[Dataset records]
***
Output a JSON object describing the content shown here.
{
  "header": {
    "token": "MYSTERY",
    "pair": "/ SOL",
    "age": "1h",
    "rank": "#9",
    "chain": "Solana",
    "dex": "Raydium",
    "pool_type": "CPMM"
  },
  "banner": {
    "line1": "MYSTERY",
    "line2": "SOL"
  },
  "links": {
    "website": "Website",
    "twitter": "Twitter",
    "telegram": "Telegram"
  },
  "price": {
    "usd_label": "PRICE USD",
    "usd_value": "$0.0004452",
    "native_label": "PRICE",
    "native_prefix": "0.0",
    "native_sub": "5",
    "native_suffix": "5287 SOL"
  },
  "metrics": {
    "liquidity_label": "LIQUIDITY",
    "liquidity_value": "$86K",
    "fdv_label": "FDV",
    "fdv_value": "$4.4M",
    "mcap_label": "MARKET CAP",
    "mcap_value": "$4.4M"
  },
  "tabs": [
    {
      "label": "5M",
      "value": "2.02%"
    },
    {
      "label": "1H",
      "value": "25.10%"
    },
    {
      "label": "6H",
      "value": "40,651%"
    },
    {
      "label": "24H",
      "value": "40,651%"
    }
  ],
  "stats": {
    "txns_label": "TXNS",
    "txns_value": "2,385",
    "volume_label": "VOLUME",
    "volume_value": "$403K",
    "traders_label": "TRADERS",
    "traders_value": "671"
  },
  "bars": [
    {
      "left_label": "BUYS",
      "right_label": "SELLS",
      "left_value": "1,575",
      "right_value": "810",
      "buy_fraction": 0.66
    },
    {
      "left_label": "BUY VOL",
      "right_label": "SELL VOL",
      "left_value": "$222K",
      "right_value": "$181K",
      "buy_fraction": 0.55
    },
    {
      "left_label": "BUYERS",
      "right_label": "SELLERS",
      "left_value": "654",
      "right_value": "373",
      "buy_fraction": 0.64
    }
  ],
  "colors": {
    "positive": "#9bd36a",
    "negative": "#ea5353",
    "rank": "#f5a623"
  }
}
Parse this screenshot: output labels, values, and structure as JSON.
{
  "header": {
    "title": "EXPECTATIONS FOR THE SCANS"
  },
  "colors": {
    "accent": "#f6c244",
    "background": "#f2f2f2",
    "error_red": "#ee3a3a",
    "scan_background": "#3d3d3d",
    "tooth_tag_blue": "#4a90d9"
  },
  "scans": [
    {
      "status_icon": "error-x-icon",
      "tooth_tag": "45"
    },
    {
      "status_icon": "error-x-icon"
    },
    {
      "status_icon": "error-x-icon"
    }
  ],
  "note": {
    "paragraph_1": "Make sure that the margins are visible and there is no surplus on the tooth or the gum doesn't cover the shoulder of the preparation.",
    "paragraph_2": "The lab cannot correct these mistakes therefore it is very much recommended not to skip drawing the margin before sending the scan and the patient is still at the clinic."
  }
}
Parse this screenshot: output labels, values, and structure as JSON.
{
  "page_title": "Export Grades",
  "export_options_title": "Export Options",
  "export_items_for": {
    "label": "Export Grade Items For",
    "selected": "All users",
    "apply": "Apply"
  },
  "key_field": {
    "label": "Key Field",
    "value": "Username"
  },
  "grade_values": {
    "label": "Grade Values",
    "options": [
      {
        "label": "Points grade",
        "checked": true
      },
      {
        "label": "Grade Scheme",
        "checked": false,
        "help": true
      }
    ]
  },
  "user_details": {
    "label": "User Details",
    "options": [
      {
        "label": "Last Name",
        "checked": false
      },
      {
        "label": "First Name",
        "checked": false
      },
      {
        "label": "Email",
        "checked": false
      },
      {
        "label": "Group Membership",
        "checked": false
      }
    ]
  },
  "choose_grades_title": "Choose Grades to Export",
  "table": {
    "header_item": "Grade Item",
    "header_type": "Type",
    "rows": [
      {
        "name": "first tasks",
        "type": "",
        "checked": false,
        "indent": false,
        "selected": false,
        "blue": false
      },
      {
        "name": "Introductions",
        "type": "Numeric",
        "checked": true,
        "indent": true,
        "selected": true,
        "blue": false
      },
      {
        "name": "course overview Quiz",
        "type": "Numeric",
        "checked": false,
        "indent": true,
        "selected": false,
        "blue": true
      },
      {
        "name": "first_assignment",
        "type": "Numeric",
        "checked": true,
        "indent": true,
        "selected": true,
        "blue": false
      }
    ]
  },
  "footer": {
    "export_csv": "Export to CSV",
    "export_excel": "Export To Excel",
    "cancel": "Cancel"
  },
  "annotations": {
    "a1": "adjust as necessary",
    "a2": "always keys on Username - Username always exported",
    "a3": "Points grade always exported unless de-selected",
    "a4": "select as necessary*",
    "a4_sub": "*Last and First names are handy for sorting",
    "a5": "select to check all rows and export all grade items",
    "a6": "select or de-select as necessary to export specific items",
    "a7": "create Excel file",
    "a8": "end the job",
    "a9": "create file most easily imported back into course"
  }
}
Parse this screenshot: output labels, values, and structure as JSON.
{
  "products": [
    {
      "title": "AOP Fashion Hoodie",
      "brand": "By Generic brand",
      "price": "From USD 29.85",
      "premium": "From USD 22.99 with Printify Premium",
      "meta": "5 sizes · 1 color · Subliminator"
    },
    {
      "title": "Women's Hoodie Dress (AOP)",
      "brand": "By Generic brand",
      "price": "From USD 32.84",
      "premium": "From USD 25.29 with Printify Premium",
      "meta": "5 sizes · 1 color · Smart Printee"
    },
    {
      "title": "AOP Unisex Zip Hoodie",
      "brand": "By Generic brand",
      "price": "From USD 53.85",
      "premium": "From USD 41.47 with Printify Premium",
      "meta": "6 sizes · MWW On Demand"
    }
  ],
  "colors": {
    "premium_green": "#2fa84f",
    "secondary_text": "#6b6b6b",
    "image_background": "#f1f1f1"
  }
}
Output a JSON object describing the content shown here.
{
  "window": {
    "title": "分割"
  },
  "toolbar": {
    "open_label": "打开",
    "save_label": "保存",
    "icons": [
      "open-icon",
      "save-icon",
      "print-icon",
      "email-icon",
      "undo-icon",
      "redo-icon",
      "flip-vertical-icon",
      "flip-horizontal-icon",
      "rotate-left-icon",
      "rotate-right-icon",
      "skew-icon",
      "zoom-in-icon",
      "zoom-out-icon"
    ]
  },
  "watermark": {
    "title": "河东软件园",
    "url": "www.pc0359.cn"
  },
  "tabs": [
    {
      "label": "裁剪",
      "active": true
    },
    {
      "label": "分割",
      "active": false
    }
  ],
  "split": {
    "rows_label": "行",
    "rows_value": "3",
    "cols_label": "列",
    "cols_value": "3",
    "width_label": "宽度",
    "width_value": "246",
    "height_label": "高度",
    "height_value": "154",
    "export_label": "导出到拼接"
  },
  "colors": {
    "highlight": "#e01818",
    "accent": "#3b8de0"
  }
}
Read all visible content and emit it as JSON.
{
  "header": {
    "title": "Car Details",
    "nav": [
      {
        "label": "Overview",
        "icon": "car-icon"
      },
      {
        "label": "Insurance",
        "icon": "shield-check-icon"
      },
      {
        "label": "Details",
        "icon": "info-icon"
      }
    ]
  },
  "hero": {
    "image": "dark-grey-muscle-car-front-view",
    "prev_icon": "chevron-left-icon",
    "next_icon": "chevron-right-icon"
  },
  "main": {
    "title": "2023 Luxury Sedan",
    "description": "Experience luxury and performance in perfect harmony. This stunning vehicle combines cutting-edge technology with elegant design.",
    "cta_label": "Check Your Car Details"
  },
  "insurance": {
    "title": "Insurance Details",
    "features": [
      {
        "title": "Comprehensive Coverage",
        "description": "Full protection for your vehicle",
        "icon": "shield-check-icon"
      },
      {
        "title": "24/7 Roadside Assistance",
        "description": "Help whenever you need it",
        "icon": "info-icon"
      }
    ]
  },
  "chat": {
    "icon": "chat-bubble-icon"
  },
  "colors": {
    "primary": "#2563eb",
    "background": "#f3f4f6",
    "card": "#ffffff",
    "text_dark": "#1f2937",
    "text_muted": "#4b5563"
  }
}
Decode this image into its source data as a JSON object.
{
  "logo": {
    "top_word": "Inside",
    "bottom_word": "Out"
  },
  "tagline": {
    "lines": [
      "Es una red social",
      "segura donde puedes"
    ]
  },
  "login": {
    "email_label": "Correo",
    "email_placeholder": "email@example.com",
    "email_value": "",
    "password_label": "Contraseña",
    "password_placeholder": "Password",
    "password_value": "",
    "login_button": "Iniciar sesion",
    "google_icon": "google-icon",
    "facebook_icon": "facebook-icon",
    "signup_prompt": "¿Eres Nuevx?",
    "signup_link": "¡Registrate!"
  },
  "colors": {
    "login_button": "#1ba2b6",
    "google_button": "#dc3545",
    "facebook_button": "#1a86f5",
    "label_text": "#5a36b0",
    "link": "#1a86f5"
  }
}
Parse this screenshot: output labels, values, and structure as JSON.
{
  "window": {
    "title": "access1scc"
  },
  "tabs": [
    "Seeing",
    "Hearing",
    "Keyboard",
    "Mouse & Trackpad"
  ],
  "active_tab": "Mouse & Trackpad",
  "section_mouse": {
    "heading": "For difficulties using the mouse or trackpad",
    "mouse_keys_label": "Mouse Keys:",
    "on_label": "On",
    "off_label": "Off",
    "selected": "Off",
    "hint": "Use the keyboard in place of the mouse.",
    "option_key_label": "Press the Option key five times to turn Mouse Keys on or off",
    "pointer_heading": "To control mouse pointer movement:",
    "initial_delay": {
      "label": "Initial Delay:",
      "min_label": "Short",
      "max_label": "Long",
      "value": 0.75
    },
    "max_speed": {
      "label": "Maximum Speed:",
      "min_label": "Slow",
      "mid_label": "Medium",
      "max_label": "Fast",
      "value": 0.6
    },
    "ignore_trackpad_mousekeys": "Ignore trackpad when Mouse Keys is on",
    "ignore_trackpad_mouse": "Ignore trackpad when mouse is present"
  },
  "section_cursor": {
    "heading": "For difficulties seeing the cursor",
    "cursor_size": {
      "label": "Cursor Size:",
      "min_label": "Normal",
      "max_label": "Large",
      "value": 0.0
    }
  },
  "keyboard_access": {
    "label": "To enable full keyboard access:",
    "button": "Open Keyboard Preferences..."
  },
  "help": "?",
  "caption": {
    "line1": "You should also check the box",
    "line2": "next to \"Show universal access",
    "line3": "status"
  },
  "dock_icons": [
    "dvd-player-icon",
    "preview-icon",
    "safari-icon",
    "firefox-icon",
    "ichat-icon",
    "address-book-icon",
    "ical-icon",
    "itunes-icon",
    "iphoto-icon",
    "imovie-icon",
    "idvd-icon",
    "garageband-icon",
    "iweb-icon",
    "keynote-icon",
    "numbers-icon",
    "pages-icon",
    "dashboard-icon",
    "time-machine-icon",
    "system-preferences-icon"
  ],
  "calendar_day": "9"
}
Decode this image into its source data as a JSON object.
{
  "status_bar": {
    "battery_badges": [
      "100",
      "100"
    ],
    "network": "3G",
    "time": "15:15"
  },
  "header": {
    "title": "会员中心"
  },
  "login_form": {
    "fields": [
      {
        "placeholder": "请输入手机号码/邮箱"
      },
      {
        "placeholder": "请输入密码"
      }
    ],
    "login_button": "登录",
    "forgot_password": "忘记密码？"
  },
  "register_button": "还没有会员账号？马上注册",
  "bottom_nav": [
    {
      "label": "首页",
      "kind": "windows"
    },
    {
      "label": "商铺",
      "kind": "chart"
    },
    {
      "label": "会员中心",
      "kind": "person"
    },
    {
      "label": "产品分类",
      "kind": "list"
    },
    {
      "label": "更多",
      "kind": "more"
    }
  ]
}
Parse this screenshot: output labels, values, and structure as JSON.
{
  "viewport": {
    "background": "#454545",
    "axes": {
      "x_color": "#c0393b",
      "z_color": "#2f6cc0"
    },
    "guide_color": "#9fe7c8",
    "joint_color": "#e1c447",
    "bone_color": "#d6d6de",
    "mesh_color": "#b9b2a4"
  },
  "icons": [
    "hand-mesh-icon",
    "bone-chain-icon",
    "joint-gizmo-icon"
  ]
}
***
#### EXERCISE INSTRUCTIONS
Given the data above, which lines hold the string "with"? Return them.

#### RESULT OF THE TASK
      "premium": "From USD 22.99 with Printify Premium",
      "premium": "From USD 25.29 with Printify Premium",
      "premium": "From USD 41.47 with Printify Premium",
    "description": "Experience luxury and performance in perfect harmony. This stunning vehicle combines cutting-edge technology with elegant design.",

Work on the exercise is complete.